When asked about what keeps her up at night, Nadia from Scandi Mummy said: “In the past it’s been family relations. When you fall out with someone close to you it can cause a lot of tension which can lead to worry.”
5. Politics and the news
As Eva from Captain Bobcat says: “Last couple of times I’ve been awake during the night because I was worried, it happened because of global politics. First Brexit, then Trump, then North – Korea with the nuke. I know it sounds stupid, but I have no influence on them, so global political issues do worry me a lot. Especially lately.”
And sadly, this is certainly getting more real and ‘closer to home’ for many of us – I’m not surprised it keeps up, worried and even upset, at night.
6. Never-ending to-do lists
Most people I know tend to over-commit. Apparently, we have a tendency to misjudge time and think we’ll have more time in the future. So we say yes, but what we don’t realise is that we’re only adding to an already-cluttered to-do list.
Bek from Dillydrops says: “I worry that I’ve not done everything on my to do list and that I’ll be too tired to wake up for my alarm.
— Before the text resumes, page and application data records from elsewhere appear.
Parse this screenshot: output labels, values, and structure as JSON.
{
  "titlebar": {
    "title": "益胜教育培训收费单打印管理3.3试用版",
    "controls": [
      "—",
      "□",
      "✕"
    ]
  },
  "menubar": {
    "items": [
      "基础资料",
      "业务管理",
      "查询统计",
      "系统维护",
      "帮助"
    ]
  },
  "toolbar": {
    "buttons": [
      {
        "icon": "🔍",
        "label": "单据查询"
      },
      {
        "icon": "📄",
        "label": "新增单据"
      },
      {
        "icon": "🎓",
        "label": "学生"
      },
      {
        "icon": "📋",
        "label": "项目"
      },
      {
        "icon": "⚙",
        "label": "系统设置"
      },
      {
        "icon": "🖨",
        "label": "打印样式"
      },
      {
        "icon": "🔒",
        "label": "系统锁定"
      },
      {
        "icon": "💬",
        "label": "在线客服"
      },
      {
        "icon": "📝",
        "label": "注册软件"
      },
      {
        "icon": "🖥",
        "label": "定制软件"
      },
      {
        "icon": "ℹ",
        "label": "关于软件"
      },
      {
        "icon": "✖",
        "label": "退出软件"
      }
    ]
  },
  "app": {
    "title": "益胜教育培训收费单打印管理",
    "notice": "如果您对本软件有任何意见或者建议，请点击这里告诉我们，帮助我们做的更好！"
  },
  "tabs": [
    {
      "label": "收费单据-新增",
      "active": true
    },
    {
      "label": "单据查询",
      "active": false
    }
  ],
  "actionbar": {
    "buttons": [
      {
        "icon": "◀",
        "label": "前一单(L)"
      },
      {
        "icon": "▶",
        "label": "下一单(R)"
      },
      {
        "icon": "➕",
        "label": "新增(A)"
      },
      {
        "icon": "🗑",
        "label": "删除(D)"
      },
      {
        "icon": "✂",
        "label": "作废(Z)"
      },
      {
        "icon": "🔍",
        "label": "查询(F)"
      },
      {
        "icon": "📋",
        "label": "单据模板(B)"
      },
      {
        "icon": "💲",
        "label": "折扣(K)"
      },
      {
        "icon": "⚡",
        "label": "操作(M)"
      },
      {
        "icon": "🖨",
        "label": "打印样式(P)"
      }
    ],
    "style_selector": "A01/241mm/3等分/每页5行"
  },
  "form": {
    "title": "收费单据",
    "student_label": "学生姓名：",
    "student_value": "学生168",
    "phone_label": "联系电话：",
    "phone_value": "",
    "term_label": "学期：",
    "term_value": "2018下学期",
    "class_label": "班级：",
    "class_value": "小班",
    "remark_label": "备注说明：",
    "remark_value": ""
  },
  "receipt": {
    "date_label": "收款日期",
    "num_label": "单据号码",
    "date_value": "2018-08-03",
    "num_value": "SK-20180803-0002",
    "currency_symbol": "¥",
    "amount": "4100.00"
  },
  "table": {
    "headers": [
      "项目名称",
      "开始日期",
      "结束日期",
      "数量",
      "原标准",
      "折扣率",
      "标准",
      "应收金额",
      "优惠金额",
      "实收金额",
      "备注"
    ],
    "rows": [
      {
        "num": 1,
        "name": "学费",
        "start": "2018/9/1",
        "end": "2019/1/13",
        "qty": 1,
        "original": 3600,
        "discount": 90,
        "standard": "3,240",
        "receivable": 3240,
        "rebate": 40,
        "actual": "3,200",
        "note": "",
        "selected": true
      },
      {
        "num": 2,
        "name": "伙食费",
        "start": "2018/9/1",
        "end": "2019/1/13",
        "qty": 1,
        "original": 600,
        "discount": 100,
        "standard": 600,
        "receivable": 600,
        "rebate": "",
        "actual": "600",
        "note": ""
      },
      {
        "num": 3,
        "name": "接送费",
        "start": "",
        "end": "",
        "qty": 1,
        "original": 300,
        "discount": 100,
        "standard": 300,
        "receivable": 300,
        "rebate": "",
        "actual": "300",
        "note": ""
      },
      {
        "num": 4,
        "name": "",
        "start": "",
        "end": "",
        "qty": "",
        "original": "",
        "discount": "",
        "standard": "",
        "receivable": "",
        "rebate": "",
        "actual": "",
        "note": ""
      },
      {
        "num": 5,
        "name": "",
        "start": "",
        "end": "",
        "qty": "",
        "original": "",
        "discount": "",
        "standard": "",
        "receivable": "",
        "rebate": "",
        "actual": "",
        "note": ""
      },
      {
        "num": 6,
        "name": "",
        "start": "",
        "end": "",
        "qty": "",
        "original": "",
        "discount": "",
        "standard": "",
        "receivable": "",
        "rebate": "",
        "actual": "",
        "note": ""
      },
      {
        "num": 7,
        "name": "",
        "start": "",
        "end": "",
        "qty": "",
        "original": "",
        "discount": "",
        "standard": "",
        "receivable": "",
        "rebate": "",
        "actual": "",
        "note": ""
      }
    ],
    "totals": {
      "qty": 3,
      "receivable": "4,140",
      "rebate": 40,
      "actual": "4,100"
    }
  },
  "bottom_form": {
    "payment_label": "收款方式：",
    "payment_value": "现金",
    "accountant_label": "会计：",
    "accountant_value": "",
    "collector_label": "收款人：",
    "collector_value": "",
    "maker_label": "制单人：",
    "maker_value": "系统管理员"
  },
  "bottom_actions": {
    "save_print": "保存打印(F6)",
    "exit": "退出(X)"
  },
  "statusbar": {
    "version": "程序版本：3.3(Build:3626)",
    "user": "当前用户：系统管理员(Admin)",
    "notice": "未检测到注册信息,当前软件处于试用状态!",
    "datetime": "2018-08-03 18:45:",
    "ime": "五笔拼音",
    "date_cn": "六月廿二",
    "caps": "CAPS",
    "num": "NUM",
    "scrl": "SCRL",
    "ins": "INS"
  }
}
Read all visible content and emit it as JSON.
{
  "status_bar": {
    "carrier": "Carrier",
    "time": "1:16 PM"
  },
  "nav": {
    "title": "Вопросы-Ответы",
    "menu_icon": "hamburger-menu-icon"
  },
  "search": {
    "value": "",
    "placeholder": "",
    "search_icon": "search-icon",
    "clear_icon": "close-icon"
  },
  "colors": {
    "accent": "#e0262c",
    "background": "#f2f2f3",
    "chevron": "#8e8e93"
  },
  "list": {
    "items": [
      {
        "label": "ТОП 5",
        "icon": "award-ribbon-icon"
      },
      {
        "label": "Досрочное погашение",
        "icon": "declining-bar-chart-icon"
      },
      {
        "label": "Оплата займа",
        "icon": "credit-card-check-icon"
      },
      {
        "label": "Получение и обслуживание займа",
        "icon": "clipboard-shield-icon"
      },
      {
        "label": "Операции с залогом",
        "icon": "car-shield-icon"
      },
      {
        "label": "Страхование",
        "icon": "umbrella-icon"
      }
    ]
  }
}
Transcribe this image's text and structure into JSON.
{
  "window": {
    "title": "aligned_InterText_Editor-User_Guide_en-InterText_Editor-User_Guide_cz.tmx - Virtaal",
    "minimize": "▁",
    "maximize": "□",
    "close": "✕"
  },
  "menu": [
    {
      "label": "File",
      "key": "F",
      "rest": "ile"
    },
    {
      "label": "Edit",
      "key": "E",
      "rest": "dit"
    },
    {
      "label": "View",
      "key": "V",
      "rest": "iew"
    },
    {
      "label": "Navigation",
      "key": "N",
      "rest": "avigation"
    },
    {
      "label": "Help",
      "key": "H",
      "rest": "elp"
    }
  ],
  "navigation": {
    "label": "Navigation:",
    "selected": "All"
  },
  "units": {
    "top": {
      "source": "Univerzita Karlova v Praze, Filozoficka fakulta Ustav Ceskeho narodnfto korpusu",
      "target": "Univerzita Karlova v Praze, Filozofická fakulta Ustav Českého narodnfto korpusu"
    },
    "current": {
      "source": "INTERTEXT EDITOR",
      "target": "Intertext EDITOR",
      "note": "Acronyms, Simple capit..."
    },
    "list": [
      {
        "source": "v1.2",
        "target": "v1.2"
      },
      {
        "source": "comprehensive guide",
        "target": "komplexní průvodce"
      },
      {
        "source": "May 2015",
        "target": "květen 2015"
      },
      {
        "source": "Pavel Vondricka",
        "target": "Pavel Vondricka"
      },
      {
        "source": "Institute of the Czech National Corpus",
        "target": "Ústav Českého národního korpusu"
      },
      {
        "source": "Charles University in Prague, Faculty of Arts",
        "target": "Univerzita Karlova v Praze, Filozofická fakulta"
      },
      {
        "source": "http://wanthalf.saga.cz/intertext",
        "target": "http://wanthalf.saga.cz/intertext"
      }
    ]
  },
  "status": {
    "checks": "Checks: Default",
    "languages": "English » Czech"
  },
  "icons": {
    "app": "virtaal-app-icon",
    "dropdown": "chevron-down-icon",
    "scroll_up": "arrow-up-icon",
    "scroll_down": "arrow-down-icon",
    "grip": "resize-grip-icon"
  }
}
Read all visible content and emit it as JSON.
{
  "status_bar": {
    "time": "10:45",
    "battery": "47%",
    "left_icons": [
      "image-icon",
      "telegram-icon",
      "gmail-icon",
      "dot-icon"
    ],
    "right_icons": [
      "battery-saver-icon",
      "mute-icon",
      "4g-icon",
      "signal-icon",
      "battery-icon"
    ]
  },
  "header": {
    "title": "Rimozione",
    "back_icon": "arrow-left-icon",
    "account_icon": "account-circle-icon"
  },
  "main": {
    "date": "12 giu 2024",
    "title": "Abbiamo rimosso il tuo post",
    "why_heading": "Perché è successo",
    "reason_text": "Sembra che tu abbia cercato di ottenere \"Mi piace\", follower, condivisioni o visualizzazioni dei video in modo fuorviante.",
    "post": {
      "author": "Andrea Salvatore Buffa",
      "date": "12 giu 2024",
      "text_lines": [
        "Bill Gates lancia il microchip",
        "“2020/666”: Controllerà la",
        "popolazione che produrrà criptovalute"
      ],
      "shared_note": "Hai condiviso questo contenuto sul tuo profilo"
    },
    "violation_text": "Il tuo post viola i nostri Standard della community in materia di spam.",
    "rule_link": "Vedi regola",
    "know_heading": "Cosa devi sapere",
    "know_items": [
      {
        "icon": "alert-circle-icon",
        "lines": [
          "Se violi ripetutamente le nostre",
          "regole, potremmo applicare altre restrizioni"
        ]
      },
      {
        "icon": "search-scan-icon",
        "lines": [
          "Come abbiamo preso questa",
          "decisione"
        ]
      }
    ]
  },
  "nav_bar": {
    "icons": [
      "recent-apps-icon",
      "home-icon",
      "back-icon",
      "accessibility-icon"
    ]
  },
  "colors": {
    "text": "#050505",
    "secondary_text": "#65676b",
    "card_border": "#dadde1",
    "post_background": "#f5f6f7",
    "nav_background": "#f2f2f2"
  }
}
Even if I’ve completed my list, I worry that I’ve forgotten something.”
And Jo from Cup of Toast says: “I worry about my to-do list. As trivial as it sounds, it is rather long and getting a good balance of ticking things off across the week helps me to pace myself and not use up too much energy on one day. I have Chronic Fatigue Syndrome (CFS), so pacing myself is essential! I use highlighter pens, notebooks and post-it notes to help sort it out so that I can drift off more easily.”
7. The next day
Has it ever happened to you to wake up and start thinking about a meeting or a presentation that you have to give the next day? Or maybe you just start going through the list of activities and tasks you have planned?
Amy from Eps & Amy says: “I have anxiety. What makes me sleepless is the night before a big day out (e.g. a trip to London or a day out). I worry I’m going to be ill, which makes me feel ill and then when I’m up all night I end up ill the next day. Vicious circle!”
This is not at all uncommon, as Frances from Whinge Whinge Wine says: “Aside from my husband snoring, the thing that keeps me awake is worrying I’ll be too tired to do whatever it is I have planned the next day. Go figure.”
And what if you just don’t wake up in time for it all? Laura from The Breastest News says: “I worry that I haven’t set my alarm properly and that I’ll sleep in for work/school run etc. I end up checking my alarm about a million times before I’m convinced it’s set.”
8. Racing thoughts
The more you tell yourself that you need to sleep right now, the more you can’t stop thinking about the most random things. Things that you definitely don’t need to be thinking about at silly am.
As Deborah from Country Heart and Home puts it: “The thing is I can go from one thing to something else in a flash. I once wiggled my feet in bed, which made me think of that Big Brother episode where Michelle and Stu were under the table. ‘Michelle?? Wasn’t that the name of that woman who won X-Factor who we never heard of again??? What happened to her? Maybe I should Google it? Was it X-Factor or X Files? I haven’t seen that for a while, and Gillian is in The Fall. I never did see the final episode. Yes, it’s 4am, but I now feel the need to watch the last episode. WTF I might as well just get up!!’ Yes, that actually does happen on a regular basis. Sorry, anyone else?!!”
Have I locked the front door? The back door? Are the windows closed? Was that a noise? What was it?
Jenny from Monkey and Mouse says: “I always worry that I forgot to lock the doors. Then I get paranoid about noises downstairs and think about what I would do if someone broke in!!”
But amongst all the sleepless nights, we also had someone with a great tip. When we asked Jon from The Money Shed Blog what keeps him awake at night, he said: “Nothing! And the reason for that is because I do 6 HIIT classes a week, and by the time bedtime rolls around all my adrenalin is out of my system, and I am physically tired as well!” Maybe next time we’ll have to talk about what to do if you can’t sleep!
What about you? What keeps YOU up at night? And do you have any tips to share to help us all relax and get back to sleep? (I have a feeling we’re going to talk more about mindfulness because we know it can help!)